Disney movies because I was “too big”. It wasn’t until young adulthood I
revisited my childhood cartoons and stopped considering myself too old for them.
I wish I didn’t have to live with that insecurity for years. I would either avoid
them like the plague, or watch them secretly, but insecurely. But I never
should’ve had to.
In fact, many of my peers then enjoyed clean TV shows and
movies such as anime and even Nick JR. I’m not kidding. Because of what I was
taught, I would tell other kids they were too old for shows like “Dora the Explorer”.
They were unhappy.
If only my family had empathized with me and understood that
I did NOT choose to like the “childish” entertainment forms. Instead, they
treated it like it was at least as bad as watching something inappropriate. It
While there are negative psychological effects if a young

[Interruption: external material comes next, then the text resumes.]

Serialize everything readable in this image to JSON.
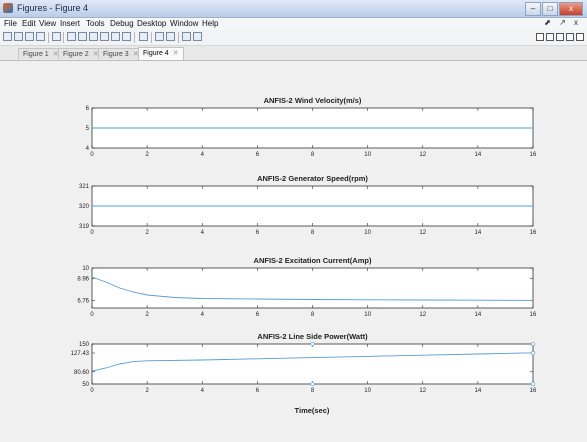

person watches something inappropriate, there is nothing for watching something
you’re “too old” for. Yes, children need to be taught what behaviors they are too big for. But they should get to watch what
they love as long as it’s appropriate. And adults can watch anything, including
It’s okay to love something that others believe are geared
toward younger children. Just because something is clean and has no mature
content, that doesn’t mean it’s only for little kids. Older kids and adults
deserve the right to watch what appeals to them.
You should be able to watch something, regardless of rating or cleanliness, with no problem—with 100% confidence. Don’t let others judge you. In fact, I wish I had never been judged the way I was. For instance, I used to keep it secret from my peers in middle school that I liked “Danny Phantom” because I was constantly judged.
Now, with the exception of Disney, if I want to watch a family-friendly
show or film, I go into another room and keep the volume low (this is only if I’m
home). If someone comes inside, I pause the video and turn the device away from
the other person. And I don’t like it. I want to be confident with watching a
clean movie or TV show without someone criticizing me.
Don’t be afraid to walk into a bar with a “Mickey Mouse” shirt.
Don’t be afraid to go into a casino with a “Shrek” tattoo in a visible area. It’s
all right to love “The PowerPuff Girls” at 25 (my current age). It’s fine to
love “The Fairly Odd Parents” at 30. And it’s more than acceptable to be passionate
about “Shrek” at 60.
I am abandoning all the pressures to outgrow my likes for
clean entertainment. But it’s very difficult and is going slow. It might take
several years. Hopefully, it doesn’t. I am never too old for what I like. The only
exceptions are stuff like “Barney” and “Teletubbies”, where there is little to
no conflict and problems are resolved in a mild cute way. Those shows were definitely
intended for early childhood.
And here’s a bonus fact: many “kid’s” TV shows and movies
have jokes or references that only adults could get. “Bee Movie” is an example.
So remember, love what you love. Don’t be insecure. Don’t
let others judge you. Don’t force yourself to stop enjoying something because people
say you’re too old. Be who you want to be. And most importantly, who you are.
*This varies a lot, especially in recent years. It’s just an
estimate. No two children of the same age are alike in their entertainment